Component data from apps and pages:
"""

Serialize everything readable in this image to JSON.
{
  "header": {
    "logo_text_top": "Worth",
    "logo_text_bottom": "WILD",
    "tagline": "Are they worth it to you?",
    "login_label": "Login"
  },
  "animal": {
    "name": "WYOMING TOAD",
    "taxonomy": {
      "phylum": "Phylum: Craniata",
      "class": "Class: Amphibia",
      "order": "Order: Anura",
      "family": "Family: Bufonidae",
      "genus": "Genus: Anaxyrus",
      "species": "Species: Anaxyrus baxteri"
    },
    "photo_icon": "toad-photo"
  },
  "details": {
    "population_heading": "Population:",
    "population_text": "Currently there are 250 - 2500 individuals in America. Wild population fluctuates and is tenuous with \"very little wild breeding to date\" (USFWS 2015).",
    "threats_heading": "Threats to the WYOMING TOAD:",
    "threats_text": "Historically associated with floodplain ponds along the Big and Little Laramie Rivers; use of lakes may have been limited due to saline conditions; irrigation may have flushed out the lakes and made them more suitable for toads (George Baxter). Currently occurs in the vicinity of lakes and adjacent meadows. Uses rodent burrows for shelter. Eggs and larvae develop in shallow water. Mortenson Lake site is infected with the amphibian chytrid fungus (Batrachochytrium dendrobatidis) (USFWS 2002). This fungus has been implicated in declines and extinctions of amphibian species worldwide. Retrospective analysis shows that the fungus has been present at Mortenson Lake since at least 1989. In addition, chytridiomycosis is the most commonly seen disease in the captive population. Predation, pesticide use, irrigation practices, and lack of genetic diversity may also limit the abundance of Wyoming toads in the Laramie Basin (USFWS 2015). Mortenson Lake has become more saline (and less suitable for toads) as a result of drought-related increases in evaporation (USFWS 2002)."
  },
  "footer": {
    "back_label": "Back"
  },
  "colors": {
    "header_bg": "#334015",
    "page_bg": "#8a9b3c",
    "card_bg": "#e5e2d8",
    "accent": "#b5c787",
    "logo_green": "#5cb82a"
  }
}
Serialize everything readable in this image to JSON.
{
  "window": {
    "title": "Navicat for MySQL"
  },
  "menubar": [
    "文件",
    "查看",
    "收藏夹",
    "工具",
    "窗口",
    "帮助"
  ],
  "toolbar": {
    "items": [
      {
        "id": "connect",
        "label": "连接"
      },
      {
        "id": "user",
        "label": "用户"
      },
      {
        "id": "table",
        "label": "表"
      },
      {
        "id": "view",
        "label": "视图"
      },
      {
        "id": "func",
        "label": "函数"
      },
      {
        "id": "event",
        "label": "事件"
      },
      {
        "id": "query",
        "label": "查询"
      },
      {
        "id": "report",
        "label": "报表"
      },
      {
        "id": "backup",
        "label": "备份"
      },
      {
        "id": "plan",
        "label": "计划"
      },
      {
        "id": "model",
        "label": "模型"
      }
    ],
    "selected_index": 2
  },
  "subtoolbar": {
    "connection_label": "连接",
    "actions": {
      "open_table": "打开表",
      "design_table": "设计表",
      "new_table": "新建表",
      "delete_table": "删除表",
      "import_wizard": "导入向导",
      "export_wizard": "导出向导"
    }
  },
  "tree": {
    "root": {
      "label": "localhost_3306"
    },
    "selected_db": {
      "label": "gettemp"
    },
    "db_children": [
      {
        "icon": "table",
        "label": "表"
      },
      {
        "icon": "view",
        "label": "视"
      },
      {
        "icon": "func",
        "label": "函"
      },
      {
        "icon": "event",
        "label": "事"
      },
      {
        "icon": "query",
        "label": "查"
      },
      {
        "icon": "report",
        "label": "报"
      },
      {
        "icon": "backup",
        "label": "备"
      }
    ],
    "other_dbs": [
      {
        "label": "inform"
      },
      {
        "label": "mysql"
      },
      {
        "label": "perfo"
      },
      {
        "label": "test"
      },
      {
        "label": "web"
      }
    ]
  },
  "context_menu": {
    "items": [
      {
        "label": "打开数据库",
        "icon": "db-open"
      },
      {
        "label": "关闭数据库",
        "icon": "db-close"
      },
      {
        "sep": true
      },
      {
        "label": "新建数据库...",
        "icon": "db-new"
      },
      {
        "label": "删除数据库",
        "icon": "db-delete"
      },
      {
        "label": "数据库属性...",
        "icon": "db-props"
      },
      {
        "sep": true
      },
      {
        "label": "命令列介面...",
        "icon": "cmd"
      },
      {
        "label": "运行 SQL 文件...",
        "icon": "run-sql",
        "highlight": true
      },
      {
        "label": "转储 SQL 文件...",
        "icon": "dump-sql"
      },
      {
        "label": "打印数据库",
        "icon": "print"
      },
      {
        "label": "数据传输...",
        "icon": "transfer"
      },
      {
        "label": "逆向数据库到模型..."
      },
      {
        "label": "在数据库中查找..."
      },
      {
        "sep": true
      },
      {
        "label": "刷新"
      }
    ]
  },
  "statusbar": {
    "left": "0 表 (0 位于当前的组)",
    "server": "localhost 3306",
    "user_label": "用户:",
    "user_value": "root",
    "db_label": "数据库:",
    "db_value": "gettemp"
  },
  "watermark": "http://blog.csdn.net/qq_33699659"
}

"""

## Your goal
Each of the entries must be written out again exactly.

## Solution below
Serialize everything readable in this image to JSON.
{
  "header": {
    "logo_text_top": "Worth",
    "logo_text_bottom": "WILD",
    "tagline": "Are they worth it to you?",
    "login_label": "Login"
  },
  "animal": {
    "name": "WYOMING TOAD",
    "taxonomy": {
      "phylum": "Phylum: Craniata",
      "class": "Class: Amphibia",
      "order": "Order: Anura",
      "family": "Family: Bufonidae",
      "genus": "Genus: Anaxyrus",
      "species": "Species: Anaxyrus baxteri"
    },
    "photo_icon": "toad-photo"
  },
  "details": {
    "population_heading": "Population:",
    "population_text": "Currently there are 250 - 2500 individuals in America. Wild population fluctuates and is tenuous with \"very little wild breeding to date\" (USFWS 2015).",
    "threats_heading": "Threats to the WYOMING TOAD:",
    "threats_text": "Historically associated with floodplain ponds along the Big and Little Laramie Rivers; use of lakes may have been limited due to saline conditions; irrigation may have flushed out the lakes and made them more suitable for toads (George Baxter). Currently occurs in the vicinity of lakes and adjacent meadows. Uses rodent burrows for shelter. Eggs and larvae develop in shallow water. Mortenson Lake site is infected with the amphibian chytrid fungus (Batrachochytrium dendrobatidis) (USFWS 2002). This fungus has been implicated in declines and extinctions of amphibian species worldwide. Retrospective analysis shows that the fungus has been present at Mortenson Lake since at least 1989. In addition, chytridiomycosis is the most commonly seen disease in the captive population. Predation, pesticide use, irrigation practices, and lack of genetic diversity may also limit the abundance of Wyoming toads in the Laramie Basin (USFWS 2015). Mortenson Lake has become more saline (and less suitable for toads) as a result of drought-related increases in evaporation (USFWS 2002)."
  },
  "footer": {
    "back_label": "Back"
  },
  "colors": {
    "header_bg": "#334015",
    "page_bg": "#8a9b3c",
    "card_bg": "#e5e2d8",
    "accent": "#b5c787",
    "logo_green": "#5cb82a"
  }
}
Serialize everything readable in this image to JSON.
{
  "window": {
    "title": "Navicat for MySQL"
  },
  "menubar": [
    "文件",
    "查看",
    "收藏夹",
    "工具",
    "窗口",
    "帮助"
  ],
  "toolbar": {
    "items": [
      {
        "id": "connect",
        "label": "连接"
      },
      {
        "id": "user",
        "label": "用户"
      },
      {
        "id": "table",
        "label": "表"
      },
      {
        "id": "view",
        "label": "视图"
      },
      {
        "id": "func",
        "label": "函数"
      },
      {
        "id": "event",
        "label": "事件"
      },
      {
        "id": "query",
        "label": "查询"
      },
      {
        "id": "report",
        "label": "报表"
      },
      {
        "id": "backup",
        "label": "备份"
      },
      {
        "id": "plan",
        "label": "计划"
      },
      {
        "id": "model",
        "label": "模型"
      }
    ],
    "selected_index": 2
  },
  "subtoolbar": {
    "connection_label": "连接",
    "actions": {
      "open_table": "打开表",
      "design_table": "设计表",
      "new_table": "新建表",
      "delete_table": "删除表",
      "import_wizard": "导入向导",
      "export_wizard": "导出向导"
    }
  },
  "tree": {
    "root": {
      "label": "localhost_3306"
    },
    "selected_db": {
      "label": "gettemp"
    },
    "db_children": [
      {
        "icon": "table",
        "label": "表"
      },
      {
        "icon": "view",
        "label": "视"
      },
      {
        "icon": "func",
        "label": "函"
      },
      {
        "icon": "event",
        "label": "事"
      },
      {
        "icon": "query",
        "label": "查"
      },
      {
        "icon": "report",
        "label": "报"
      },
      {
        "icon": "backup",
        "label": "备"
      }
    ],
    "other_dbs": [
      {
        "label": "inform"
      },
      {
        "label": "mysql"
      },
      {
        "label": "perfo"
      },
      {
        "label": "test"
      },
      {
        "label": "web"
      }
    ]
  },
  "context_menu": {
    "items": [
      {
        "label": "打开数据库",
        "icon": "db-open"
      },
      {
        "label": "关闭数据库",
        "icon": "db-close"
      },
      {
        "sep": true
      },
      {
        "label": "新建数据库...",
        "icon": "db-new"
      },
      {
        "label": "删除数据库",
        "icon": "db-delete"
      },
      {
        "label": "数据库属性...",
        "icon": "db-props"
      },
      {
        "sep": true
      },
      {
        "label": "命令列介面...",
        "icon": "cmd"
      },
      {
        "label": "运行 SQL 文件...",
        "icon": "run-sql",
        "highlight": true
      },
      {
        "label": "转储 SQL 文件...",
        "icon": "dump-sql"
      },
      {
        "label": "打印数据库",
        "icon": "print"
      },
      {
        "label": "数据传输...",
        "icon": "transfer"
      },
      {
        "label": "逆向数据库到模型..."
      },
      {
        "label": "在数据库中查找..."
      },
      {
        "sep": true
      },
      {
        "label": "刷新"
      }
    ]
  },
  "statusbar": {
    "left": "0 表 (0 位于当前的组)",
    "server": "localhost 3306",
    "user_label": "用户:",
    "user_value": "root",
    "db_label": "数据库:",
    "db_value": "gettemp"
  },
  "watermark": "http://blog.csdn.net/qq_33699659"
}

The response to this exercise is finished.